Texas Delegation 10th highest score (tied w/ 2) out of 36 0
10 points View All
Serving 10+ Years 49th highest score (tied w/ 9) out of 185 0
10 points View All
House Republicans 32nd highest score (tied w/ 14) out of 247 0
11 points View All
All Representatives 53rd highest score (tied w/ 16) out of 439 0
11 points View All
 

Bills Out of Committee

75th fewest bills among House Republicans; tied with 53 others

Most bills and resolutions languish in committee without any action. Granger introduced 2 bills in the 114th Congress that got a committee vote sending it to the floor for further consideration.

Those bills were: H.R. 2772: Department of State, Foreign Operations, ...; H.R. 5912: Department of State, Foreign Operations, ...

compared to... rank fewest bills ⇢ most bills
Texas Delegation 15th fewest bills (tied w/ 7) out of 36 0
22 bills View All
Serving 10+ Years 59th most bills (tied w/ 27) out of 185 0
22 bills View All
House Republicans 75th fewest bills (tied w/ 53) out of 247 0
24 bills View All
All Representatives 137th most bills (tied w/ 86) out of 439 0
24 bills View All
 

Powerful Cosponsors

0 of Granger’s bills and resolutions in the 114th Congress had a cosponsor who was a chair or ranking member of a committee that the bill was referred to. Getting support from committee leaders on relevant committees is a crucial step in moving legislation forward.

compared to... rank fewest bills ⇢ most bills
Texas Delegation the fewest bills (tied w/ 3) out of 36 0
19 bills View All
Serving 10+ Years the fewest bills (tied w/ 22) out of 185 0
20 bills View All
House Republicans the fewest bills (tied w/ 32) out of 247 0
20 bills View All
All Representatives the fewest bills (tied w/ 59) out of 439 0
20 bills View All
 

Government Transparency

GovTrack looked at whether Granger supported any of 40 government transparency bills in the House that we identified in this session.
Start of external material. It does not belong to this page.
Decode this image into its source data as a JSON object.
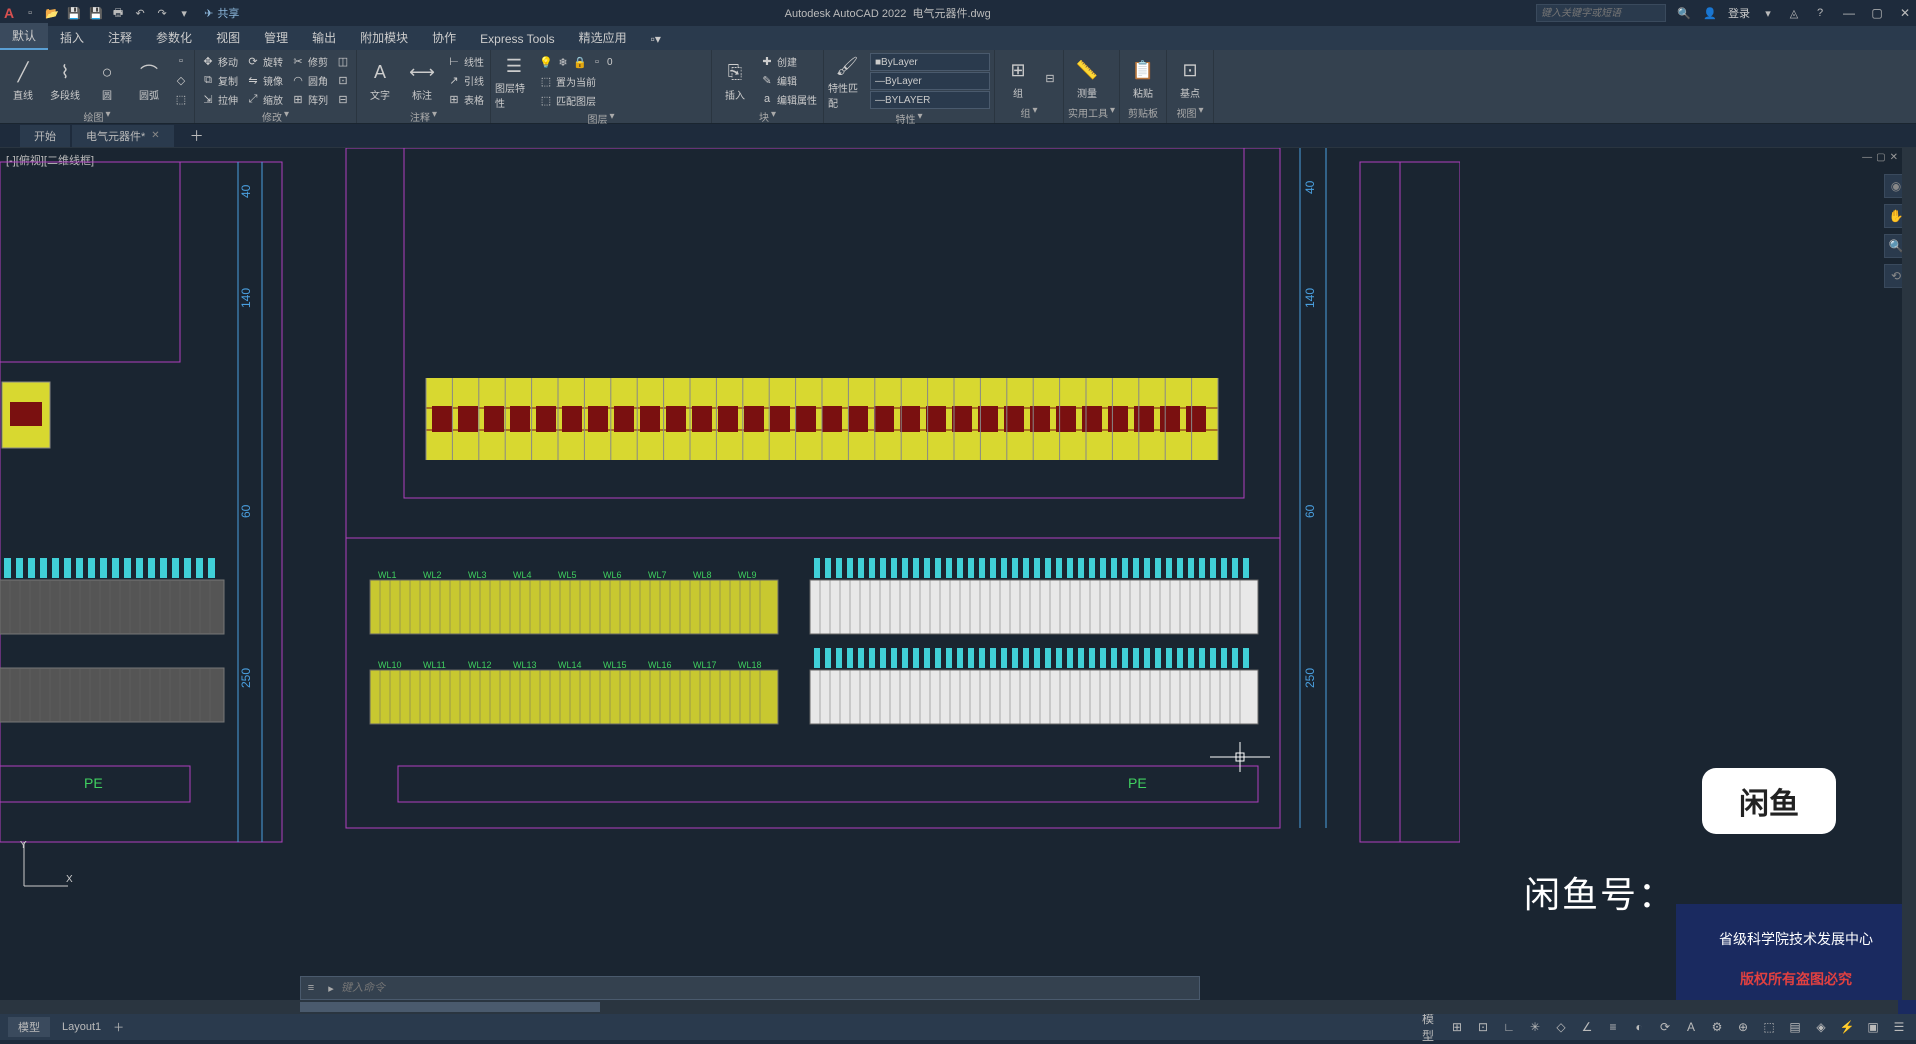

We gave Granger 0 points, based on one point for cosponsoring and three points for sponsoring any of these bills.

compared to... rank least supportive ⇢ most supportive
Texas Delegation least supportive along with 14 others out of 36 0
8 points View All
Serving 10+ Years least supportive along with 58 others out of 185 0
12 points View All
House Republicans least supportive along with 126 others out of 247 0
10 points View All
All Representatives least supportive along with 135 others out of 439 0
17 points View All

Additional Notes

The Speaker’s Votes: Missed votes are not computed for the Speaker of the House. According to current House rules, the Speaker of the House is not required to vote in “ordinary legislative proceedings.” In practice this means the Speaker of the House rarely votes but is not considered absent.

Leadership/Ideology: The leadership and ideology scores are not displayed for Members of Congress who introduced fewer than 10 bills, or, for ideology, for Members of Congress that have a low leadership score, as there is usually not enough data in these cases to compute reliable leadership and ideology statistics.

Ranking Members (RkMembs): The chair of a committee is always selected from the political party that holds the most seats in the chamber, called the “majority party”. The “ranking member” (sometimes “RkMembs”) is the title given to the senior-most member of the committee not in the majority party.

Freshmen/Sophomores: Freshmen and sophomores are Members of Congress whose first term (in the same chamber at the end of the 114th Congress) was the 114th Congress (freshmen) or 113th (sophomores). Members of Congress who took office within the last few months of a Congress are considered freshmen in the next Congress as well.